Your assignment:
Everything from the line with "Give me the" to the end of the material is to be retyped exactly, both ends included, and nothing else.

• • •

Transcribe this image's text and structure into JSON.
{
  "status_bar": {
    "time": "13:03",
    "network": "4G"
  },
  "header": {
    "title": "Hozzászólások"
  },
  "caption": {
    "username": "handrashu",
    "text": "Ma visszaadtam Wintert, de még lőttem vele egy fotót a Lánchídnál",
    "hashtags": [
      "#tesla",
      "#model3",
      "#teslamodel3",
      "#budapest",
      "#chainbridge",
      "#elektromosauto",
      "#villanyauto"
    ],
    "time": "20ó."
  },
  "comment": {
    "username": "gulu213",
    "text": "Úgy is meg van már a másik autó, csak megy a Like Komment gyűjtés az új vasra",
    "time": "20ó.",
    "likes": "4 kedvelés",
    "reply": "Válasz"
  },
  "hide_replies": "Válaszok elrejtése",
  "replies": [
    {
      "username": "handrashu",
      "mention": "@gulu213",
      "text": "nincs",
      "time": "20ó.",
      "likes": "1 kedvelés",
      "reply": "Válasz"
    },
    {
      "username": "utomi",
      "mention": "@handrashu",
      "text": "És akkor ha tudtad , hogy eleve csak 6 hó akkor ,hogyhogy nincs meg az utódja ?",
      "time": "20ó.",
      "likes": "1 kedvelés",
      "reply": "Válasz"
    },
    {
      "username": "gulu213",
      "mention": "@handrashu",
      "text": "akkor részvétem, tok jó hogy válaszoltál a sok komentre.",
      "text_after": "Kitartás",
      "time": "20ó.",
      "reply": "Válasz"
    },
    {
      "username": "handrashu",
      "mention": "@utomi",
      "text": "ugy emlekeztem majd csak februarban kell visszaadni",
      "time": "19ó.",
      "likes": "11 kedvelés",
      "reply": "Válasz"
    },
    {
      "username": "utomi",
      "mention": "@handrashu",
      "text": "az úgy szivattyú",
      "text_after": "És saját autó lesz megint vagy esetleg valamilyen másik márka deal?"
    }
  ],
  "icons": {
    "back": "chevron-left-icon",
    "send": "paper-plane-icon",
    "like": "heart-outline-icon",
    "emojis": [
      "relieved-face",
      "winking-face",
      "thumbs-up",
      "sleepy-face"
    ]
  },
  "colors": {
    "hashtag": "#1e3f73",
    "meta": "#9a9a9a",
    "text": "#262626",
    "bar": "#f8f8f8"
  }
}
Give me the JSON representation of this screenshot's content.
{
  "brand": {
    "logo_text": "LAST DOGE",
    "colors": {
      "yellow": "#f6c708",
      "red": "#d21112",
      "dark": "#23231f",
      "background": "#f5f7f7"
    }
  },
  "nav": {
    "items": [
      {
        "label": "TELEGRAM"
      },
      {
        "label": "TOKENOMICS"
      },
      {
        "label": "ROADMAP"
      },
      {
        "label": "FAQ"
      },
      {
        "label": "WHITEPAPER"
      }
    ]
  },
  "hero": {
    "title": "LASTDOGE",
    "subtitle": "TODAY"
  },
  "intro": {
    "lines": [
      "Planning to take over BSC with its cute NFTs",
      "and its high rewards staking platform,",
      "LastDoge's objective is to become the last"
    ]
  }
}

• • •

Answer to this exercise:
Give me the JSON representation of this screenshot's content.
{
  "brand": {
    "logo_text": "LAST DOGE",
    "colors": {
      "yellow": "#f6c708",
      "red": "#d21112",
      "dark": "#23231f",
      "background": "#f5f7f7"
    }
  },
  "nav": {
    "items": [
      {
        "label": "TELEGRAM"
      },
      {
        "label": "TOKENOMICS"
      },
      {
        "label": "ROADMAP"
      },
      {
        "label": "FAQ"
      },
      {
        "label": "WHITEPAPER"
      }
    ]
  },
  "hero": {
    "title": "LASTDOGE",
    "subtitle": "TODAY"
  },
  "intro": {
    "lines": [
      "Planning to take over BSC with its cute NFTs",
      "and its high rewards staking platform,",
      "LastDoge's objective is to become the last"
    ]
  }
}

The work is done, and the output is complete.